**Work task:** Please print out every line of the material, unchanged.

**Records for this exercise:**

══════

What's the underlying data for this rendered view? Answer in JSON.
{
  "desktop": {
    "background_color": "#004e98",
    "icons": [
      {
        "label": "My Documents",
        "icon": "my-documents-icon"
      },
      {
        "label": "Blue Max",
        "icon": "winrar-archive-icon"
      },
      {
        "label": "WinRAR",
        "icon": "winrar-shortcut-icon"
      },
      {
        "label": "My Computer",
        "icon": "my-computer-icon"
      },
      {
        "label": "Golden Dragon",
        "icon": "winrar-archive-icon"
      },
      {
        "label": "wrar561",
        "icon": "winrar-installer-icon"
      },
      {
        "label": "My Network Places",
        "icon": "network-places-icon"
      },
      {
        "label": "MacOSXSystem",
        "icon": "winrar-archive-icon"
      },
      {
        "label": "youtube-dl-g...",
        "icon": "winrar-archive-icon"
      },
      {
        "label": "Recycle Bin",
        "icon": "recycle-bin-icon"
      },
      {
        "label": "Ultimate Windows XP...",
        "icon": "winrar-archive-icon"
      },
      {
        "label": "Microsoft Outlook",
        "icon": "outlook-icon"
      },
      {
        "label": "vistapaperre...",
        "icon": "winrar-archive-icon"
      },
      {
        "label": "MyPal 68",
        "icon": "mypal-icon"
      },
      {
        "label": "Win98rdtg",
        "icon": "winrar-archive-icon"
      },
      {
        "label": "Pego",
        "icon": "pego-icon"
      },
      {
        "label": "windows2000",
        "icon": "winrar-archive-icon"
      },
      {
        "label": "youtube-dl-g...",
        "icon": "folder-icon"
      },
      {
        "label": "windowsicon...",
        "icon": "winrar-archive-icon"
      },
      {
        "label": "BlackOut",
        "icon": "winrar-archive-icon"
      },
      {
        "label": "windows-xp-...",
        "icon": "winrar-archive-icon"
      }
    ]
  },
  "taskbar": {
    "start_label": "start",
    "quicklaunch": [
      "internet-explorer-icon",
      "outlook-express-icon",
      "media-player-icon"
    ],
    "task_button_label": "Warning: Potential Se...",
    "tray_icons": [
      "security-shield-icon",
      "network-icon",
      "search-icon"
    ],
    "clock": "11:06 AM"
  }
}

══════

**Written response:**
What's the underlying data for this rendered view? Answer in JSON.
{
  "desktop": {
    "background_color": "#004e98",
    "icons": [
      {
        "label": "My Documents",
        "icon": "my-documents-icon"
      },
      {
        "label": "Blue Max",
        "icon": "winrar-archive-icon"
      },
      {
        "label": "WinRAR",
        "icon": "winrar-shortcut-icon"
      },
      {
        "label": "My Computer",
        "icon": "my-computer-icon"
      },
      {
        "label": "Golden Dragon",
        "icon": "winrar-archive-icon"
      },
      {
        "label": "wrar561",
        "icon": "winrar-installer-icon"
      },
      {
        "label": "My Network Places",
        "icon": "network-places-icon"
      },
      {
        "label": "MacOSXSystem",
        "icon": "winrar-archive-icon"
      },
      {
        "label": "youtube-dl-g...",
        "icon": "winrar-archive-icon"
      },
      {
        "label": "Recycle Bin",
        "icon": "recycle-bin-icon"
      },
      {
        "label": "Ultimate Windows XP...",
        "icon": "winrar-archive-icon"
      },
      {
        "label": "Microsoft Outlook",
        "icon": "outlook-icon"
      },
      {
        "label": "vistapaperre...",
        "icon": "winrar-archive-icon"
      },
      {
        "label": "MyPal 68",
        "icon": "mypal-icon"
      },
      {
        "label": "Win98rdtg",
        "icon": "winrar-archive-icon"
      },
      {
        "label": "Pego",
        "icon": "pego-icon"
      },
      {
        "label": "windows2000",
        "icon": "winrar-archive-icon"
      },
      {
        "label": "youtube-dl-g...",
        "icon": "folder-icon"
      },
      {
        "label": "windowsicon...",
        "icon": "winrar-archive-icon"
      },
      {
        "label": "BlackOut",
        "icon": "winrar-archive-icon"
      },
      {
        "label": "windows-xp-...",
        "icon": "winrar-archive-icon"
      }
    ]
  },
  "taskbar": {
    "start_label": "start",
    "quicklaunch": [
      "internet-explorer-icon",
      "outlook-express-icon",
      "media-player-icon"
    ],
    "task_button_label": "Warning: Potential Se...",
    "tray_icons": [
      "security-shield-icon",
      "network-icon",
      "search-icon"
    ],
    "clock": "11:06 AM"
  }
}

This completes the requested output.